The Power Relationships and High Expectations: I approached this program looking at the glass half full. My optimism is based on the core belief that as an educator if we create a safe learning environment based on establishing positive relationships and setting high expectations then students will thrive. This philosophy was the foundation of the work and established through student centered instructional approach, consistent weekly sessions, Sunday night check-ins, daily affirmations, and team building activities. As well, the staff and participants rallied around the mantra “ALL IN”. This phrase established a collective consciousness and forged a bond that we all were committed to reading the text, actively participating in the sessions, and showcasing our best work.
Facilitator is the Key Variable to Success: The facilitators that lead the sessions were a perfect example of the transformative power of an effective teacher, one that established positive relationships, has an enthusiasm for teaching and learning, and inspires students to share their voice. The program featured a talented cohort of men that have an extraordinary track record of mentoring young men notably Tommy Reamon Jr., Owner City on My Chest Clothing Line; Antoine Bethea, NFL Professional Football Player (New York Giants); Dr. Marcellus Harris III, Newport News City Councilman; and Vernon Woodard, Educator Newport News Public Schools. Each of these men used their influence to meet students where they were and empowered them to achieve their full potential.
They helped to create a successful program that allowed us to touch the lives of 35 African-American male participants. Each of the young men expressed that the program allowed them to regain their love for reading, provided an opportunity to work collaboratively with peers to generate strategies and solutions to real word programs, and allowed them to believe that they have the skills and talents to be leaders and use their voice to make an impact. In the words of participant Jordan Moody, “Boys Read Too gave me the confidence to be a leader and use my voice as a tool that can impact the community.”
Several articles have been written about the negative impact that COVID-19 has had on the student achievement and a growing concern about the gap that will exist between high and low achieving students. As an educator, I wanted to take a lead role and provide a solution to these concerns. My model was a simple approach to see beyond the current reality of COVID-19 and create an opportunity that would provide students access to learning by connecting their interest with a student centered learning approach thus setting the stage for high impact learning.

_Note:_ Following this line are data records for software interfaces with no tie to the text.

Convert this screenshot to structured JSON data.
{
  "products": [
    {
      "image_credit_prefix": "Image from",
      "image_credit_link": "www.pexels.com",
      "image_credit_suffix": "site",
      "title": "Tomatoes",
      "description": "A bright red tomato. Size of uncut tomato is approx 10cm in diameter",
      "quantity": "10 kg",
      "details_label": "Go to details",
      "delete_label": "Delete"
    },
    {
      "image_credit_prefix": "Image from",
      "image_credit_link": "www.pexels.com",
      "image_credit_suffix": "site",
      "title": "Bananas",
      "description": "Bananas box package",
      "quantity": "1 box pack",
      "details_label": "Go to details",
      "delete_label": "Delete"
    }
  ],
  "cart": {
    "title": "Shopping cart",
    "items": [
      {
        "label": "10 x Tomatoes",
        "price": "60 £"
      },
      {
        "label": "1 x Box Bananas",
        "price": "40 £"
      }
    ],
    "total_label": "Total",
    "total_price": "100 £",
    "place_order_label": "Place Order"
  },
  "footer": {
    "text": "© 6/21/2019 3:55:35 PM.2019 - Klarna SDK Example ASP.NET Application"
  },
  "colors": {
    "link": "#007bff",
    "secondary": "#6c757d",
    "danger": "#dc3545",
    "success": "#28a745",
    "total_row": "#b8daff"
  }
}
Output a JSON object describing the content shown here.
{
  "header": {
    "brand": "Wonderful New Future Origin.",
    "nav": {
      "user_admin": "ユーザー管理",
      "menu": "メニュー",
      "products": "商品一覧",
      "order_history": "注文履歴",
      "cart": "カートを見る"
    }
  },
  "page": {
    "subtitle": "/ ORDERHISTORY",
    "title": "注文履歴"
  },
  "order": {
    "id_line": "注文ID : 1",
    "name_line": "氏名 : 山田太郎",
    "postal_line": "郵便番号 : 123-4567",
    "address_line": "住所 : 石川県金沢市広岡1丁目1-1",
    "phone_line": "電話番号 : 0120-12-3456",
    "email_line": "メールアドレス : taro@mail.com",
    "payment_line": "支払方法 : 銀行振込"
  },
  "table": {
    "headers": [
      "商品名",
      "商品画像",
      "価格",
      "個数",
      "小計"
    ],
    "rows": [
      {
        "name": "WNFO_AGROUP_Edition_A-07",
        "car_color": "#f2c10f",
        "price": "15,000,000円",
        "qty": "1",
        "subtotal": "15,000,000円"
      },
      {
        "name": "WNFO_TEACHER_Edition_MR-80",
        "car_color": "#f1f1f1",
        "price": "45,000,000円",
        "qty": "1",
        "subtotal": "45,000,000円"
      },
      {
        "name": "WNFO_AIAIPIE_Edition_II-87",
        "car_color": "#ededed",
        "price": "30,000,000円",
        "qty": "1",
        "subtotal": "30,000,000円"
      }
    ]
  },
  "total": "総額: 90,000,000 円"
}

In retrospect, the program symbolized Margaret Mead quote, “Never doubt that a small group of thoughtful, committed citizens can change the world. Indeed, it is the only thing that ever has.”